Quasar 'clocks' show the universe was five times slower soon after the Big Bang

One of the riddles of Einstein's expanding cosmos has been solved when scientists for the first time witnessed the early universe growing in extremely slow motion. The study has been released in Nature Astronomy.

According to Einstein's general theory of relativity, the cosmos in the past should have moved far more slowly than it does now. Looking back that far in time has been difficult, though. The enigma has finally been solved by scientists utilizing quasars as "clocks."

Lead researcher Professor Geraint Lewis from the School of Physics and Sydney Institute for Astronomy at the University of Sydney stated, "Looking back to a time when the universe was just over a billion years old, we see time appearing to flow five times slower."

One second might feel like one second if you were there, in this young cosmos, but from our vantage point more than 12 billion years in the future, that early period seems to linger.

In order to study this temporal dilation, Professor Lewis and his University of Auckland coauthor Dr. Brendon Brewer used observational data from over 200 quasars, which are hyperactive supermassive black holes in the cores of early galaxies.

We now understand, according to Einstein, that space and time are interconnected, and that the universe has been expanding ever since the Big Bang, at the beginning of time.

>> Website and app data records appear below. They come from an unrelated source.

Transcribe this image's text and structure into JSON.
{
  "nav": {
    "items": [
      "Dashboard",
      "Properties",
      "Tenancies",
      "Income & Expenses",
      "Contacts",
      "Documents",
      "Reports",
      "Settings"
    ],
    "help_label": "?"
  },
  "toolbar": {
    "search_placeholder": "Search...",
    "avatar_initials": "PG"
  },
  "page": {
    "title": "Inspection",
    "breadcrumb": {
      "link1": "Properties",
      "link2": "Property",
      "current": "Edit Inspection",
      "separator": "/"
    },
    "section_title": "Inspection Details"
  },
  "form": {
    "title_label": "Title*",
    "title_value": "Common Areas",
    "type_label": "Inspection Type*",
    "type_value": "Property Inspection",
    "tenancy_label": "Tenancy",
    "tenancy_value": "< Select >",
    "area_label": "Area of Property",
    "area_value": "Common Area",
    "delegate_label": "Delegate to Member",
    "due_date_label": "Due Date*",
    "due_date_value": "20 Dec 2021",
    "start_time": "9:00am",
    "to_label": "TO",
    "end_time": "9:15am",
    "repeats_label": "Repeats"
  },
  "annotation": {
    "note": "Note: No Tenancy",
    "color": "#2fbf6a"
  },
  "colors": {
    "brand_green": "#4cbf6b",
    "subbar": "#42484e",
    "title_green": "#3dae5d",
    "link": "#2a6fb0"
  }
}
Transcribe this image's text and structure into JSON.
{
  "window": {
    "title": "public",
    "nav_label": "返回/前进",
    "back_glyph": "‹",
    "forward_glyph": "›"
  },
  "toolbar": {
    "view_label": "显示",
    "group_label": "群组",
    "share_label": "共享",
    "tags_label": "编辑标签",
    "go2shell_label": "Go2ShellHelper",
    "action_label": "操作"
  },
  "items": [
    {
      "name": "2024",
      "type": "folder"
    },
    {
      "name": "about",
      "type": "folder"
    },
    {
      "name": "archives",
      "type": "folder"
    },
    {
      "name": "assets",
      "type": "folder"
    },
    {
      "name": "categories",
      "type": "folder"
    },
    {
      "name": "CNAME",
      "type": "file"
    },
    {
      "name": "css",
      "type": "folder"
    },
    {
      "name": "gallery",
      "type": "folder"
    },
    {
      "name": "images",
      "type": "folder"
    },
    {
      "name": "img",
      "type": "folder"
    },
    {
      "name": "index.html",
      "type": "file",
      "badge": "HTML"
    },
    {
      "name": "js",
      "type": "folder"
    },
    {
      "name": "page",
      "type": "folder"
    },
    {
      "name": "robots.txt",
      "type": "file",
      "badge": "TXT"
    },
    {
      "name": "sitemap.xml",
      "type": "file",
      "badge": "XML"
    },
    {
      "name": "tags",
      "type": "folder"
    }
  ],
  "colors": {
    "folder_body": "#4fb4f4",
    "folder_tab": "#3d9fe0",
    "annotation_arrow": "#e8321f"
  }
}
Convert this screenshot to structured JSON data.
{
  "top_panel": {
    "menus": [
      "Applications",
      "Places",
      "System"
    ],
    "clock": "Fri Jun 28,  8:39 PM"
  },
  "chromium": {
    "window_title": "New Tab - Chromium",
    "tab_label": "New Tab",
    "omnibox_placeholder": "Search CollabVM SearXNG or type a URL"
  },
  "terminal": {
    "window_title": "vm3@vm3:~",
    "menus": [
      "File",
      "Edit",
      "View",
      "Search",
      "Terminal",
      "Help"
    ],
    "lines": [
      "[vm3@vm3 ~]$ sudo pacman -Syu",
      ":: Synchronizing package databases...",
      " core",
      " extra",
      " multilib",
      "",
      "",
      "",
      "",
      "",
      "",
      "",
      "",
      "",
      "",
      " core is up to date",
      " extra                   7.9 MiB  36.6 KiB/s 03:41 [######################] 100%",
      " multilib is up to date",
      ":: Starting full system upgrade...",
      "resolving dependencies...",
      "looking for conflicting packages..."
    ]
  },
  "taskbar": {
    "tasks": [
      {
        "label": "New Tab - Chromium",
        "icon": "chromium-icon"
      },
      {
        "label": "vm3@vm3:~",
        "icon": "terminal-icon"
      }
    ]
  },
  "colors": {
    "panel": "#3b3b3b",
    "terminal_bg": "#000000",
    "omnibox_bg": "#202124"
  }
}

"Due to the expansion of space, time should appear to move considerably more slowly in the early cosmos than it does now, according to our measurements.

We have demonstrated in this study that this dates back to around a billion years after the Big Bang.

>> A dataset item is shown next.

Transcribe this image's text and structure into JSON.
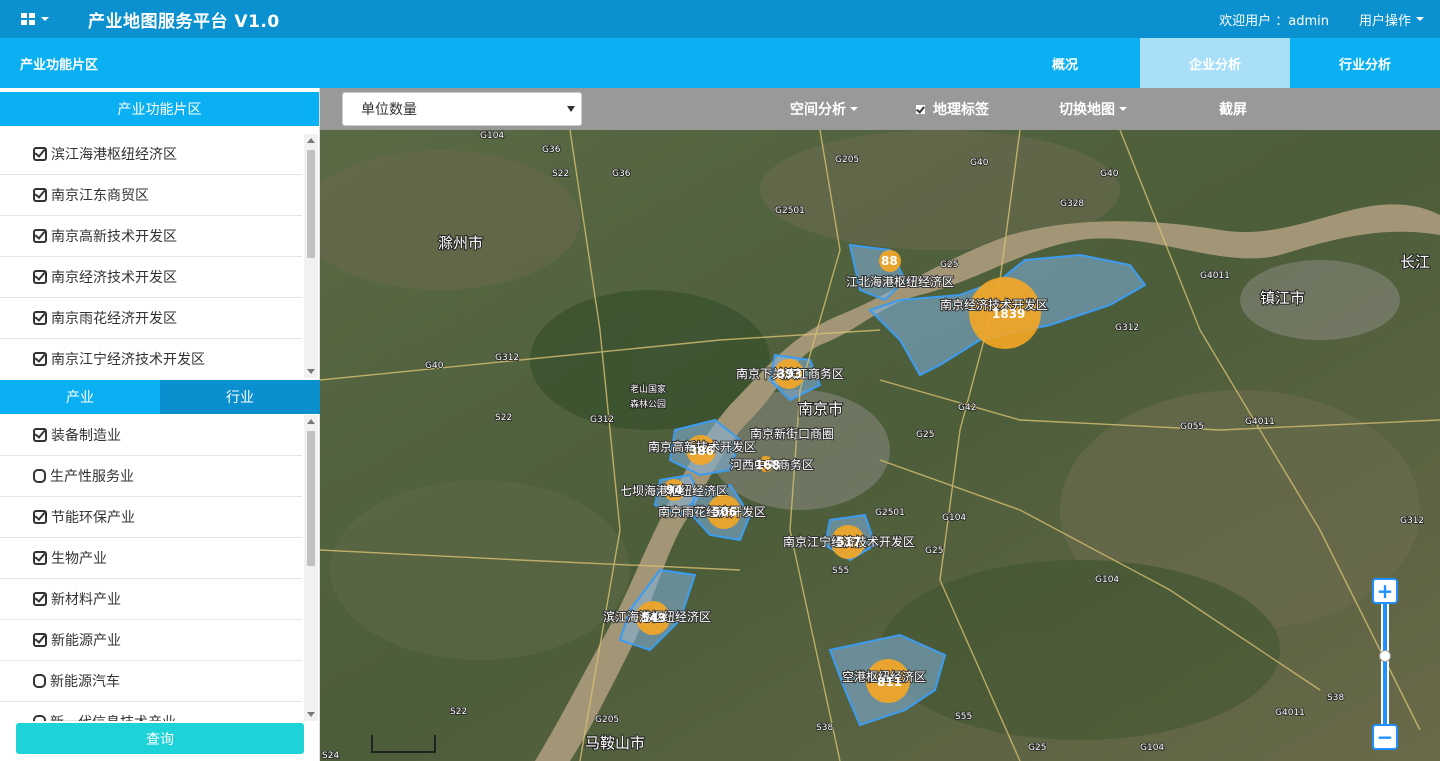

Previously, scientists used supernovae, or large exploding stars, as "standard clocks" to validate this slow-motion cosmos back to roughly half the age of the universe. Supernovae are incredibly brilliant, yet given the vast distances required to view the early cosmos, it is challenging to observe them.

This time horizon has been pushed back by observing quasars to barely a tenth of the age of the universe, proving that the cosmos appears to accelerate with age.

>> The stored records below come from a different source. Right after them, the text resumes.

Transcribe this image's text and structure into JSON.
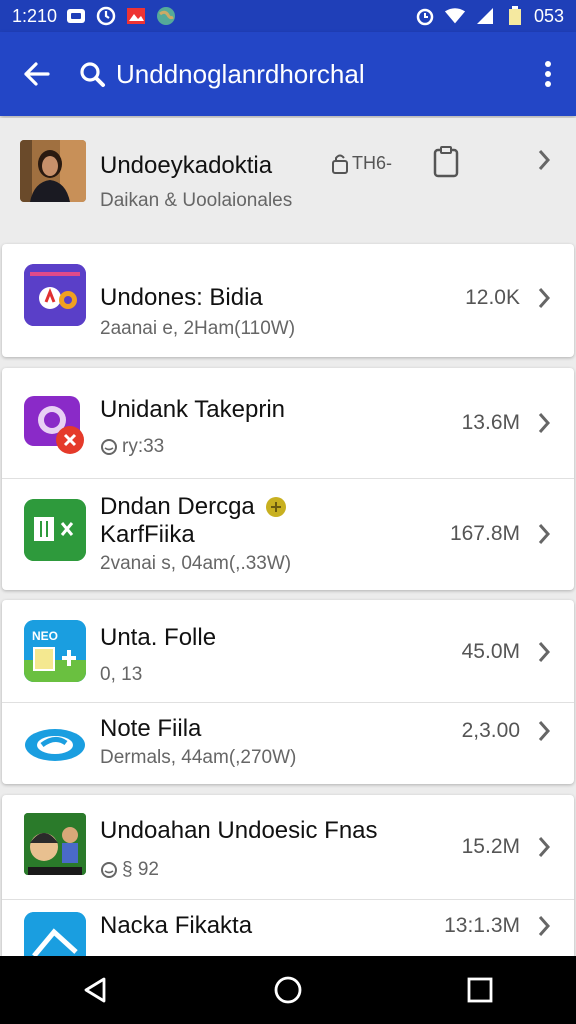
{
  "status_bar": {
    "time": "1:210",
    "battery_text": "053"
  },
  "app_bar": {
    "search_text": "Unddnoglanrdhorchal"
  },
  "header": {
    "title": "Undoeykadoktia",
    "subtitle": "Daikan & Uoolaionales",
    "tag": "TH6-"
  },
  "items": [
    {
      "title": "Undones: Bidia",
      "subtitle": "2aanai e, 2Ham(110W)",
      "size": "12.0K"
    },
    {
      "title": "Unidank Takeprin",
      "subtitle": "ry:33",
      "size": "13.6M"
    },
    {
      "title_line1": "Dndan Dercga",
      "title_line2": "KarfFiika",
      "subtitle": "2vanai s, 04am(,.33W)",
      "size": "167.8M"
    },
    {
      "title": "Unta. Folle",
      "subtitle": "0, 13",
      "size": "45.0M"
    },
    {
      "title": "Note Fiila",
      "subtitle": "Dermals, 44am(,270W)",
      "size": "2,3.00"
    },
    {
      "title": "Undoahan Undoesic Fnas",
      "subtitle": "§ 92",
      "size": "15.2M"
    },
    {
      "title": "Nacka Fikakta",
      "subtitle": "",
      "size": "13:1.3M"
    }
  ],
  "colors": {
    "status_bar": "#1f3fb8",
    "app_bar": "#2346c6",
    "background": "#ececec"
  }
}
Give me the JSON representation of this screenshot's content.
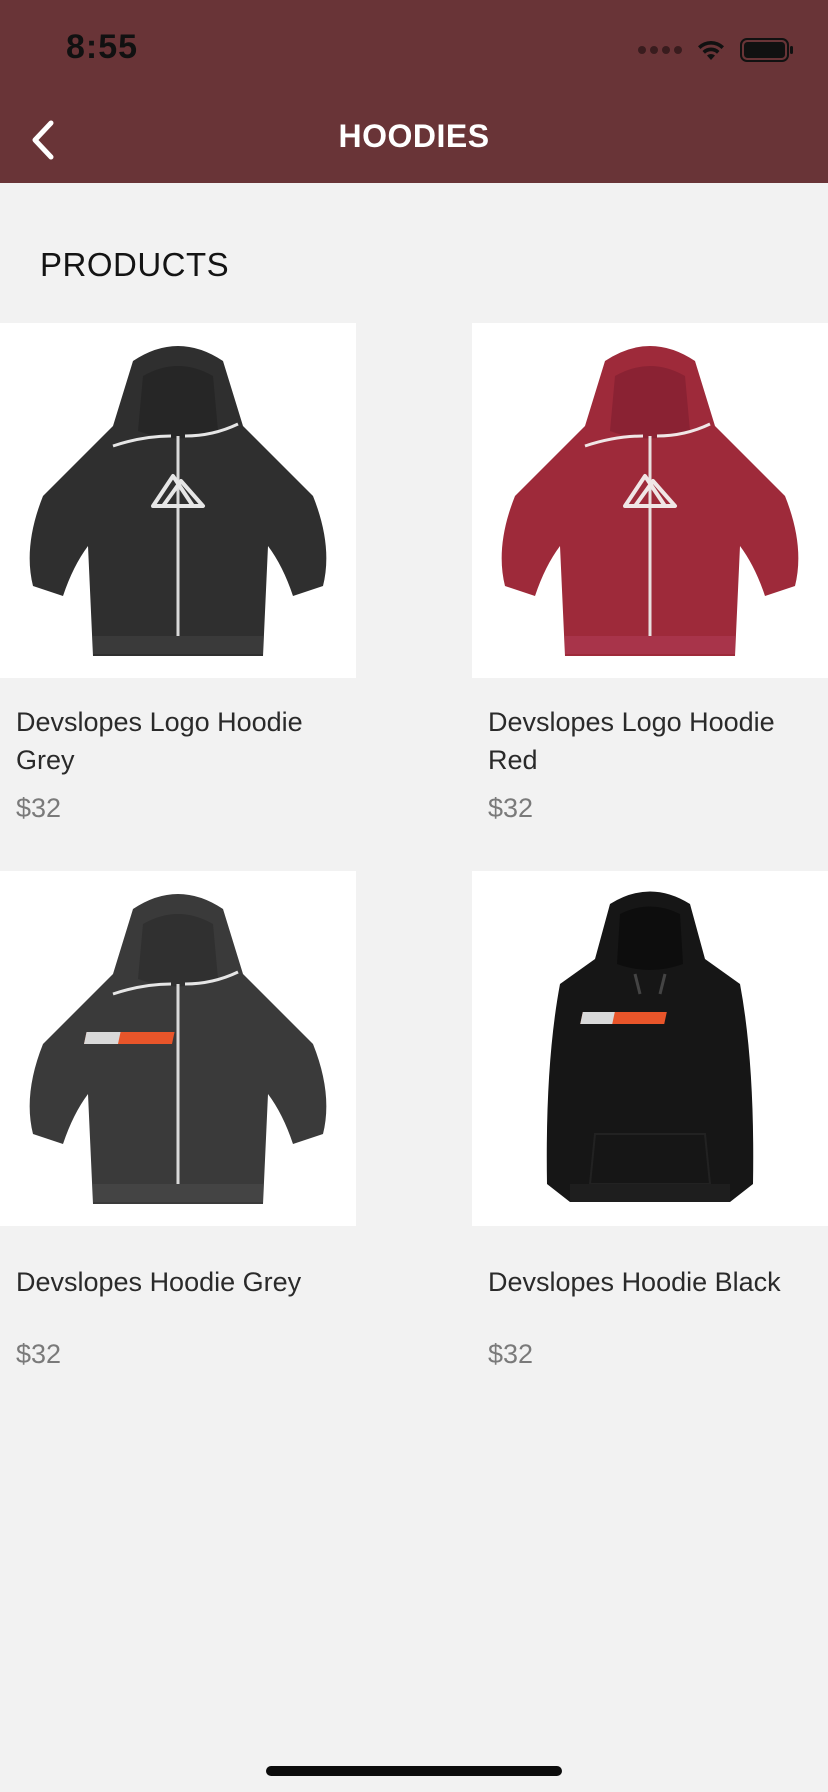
{
  "status_bar": {
    "time": "8:55",
    "icons": [
      "signal-dots-icon",
      "wifi-icon",
      "battery-icon"
    ]
  },
  "nav": {
    "title": "HOODIES",
    "back_icon": "chevron-left-icon"
  },
  "section": {
    "title": "PRODUCTS"
  },
  "products": [
    {
      "name": "Devslopes Logo Hoodie Grey",
      "price": "$32",
      "image": "grey-zip-hoodie-mountain-logo",
      "color": "#2f2f2f"
    },
    {
      "name": "Devslopes Logo Hoodie Red",
      "price": "$32",
      "image": "red-zip-hoodie-mountain-logo",
      "color": "#9e2a3a"
    },
    {
      "name": "Devslopes Hoodie Grey",
      "price": "$32",
      "image": "grey-zip-hoodie-devslopes-text",
      "color": "#3a3a3a"
    },
    {
      "name": "Devslopes Hoodie Black",
      "price": "$32",
      "image": "black-pullover-hoodie-devslopes-text",
      "color": "#161616"
    }
  ],
  "colors": {
    "header_bg": "#693437",
    "page_bg": "#f2f2f2",
    "logo_accent": "#e8552a"
  }
}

Supernovae behave like a single burst of light, making them simpler to examine, while quasars are more complicated, acting like a continuous fireworks display, according to Professor Lewis.

What we have done is disassemble this fireworks display, demonstrating that quasars may also serve as accepted chronometers for the early cosmos.

Astrostatistician Dr. Brewer and Professor Lewis examined the specifics of 190 quasars spotted during a two-decade period. They were able to standardize the "ticking" of each quasar by combining the data made at different colors (or wavelengths)—green light, red light, and into the infrared. They discovered the universe's expansion was imprinted on each quasar's ticking by using Bayesian analysis.

Professor Lewis remarked, "With this fine data, we were able to record the tick of the quasar clocks, indicating the impact of expanding space.

These findings support Einstein's theory of an expanding universe even more, in contrast to prior research that was unable to detect the time dilation of far-off quasars.

The validity of the notion that space is expanding was also questioned as a result of these previous research, according to Professor Lewis.

"With these new data and analysis, however, we've been able to find the elusive tick of the quasars and they behave just as Einstein's relativity predicts," the scientist added.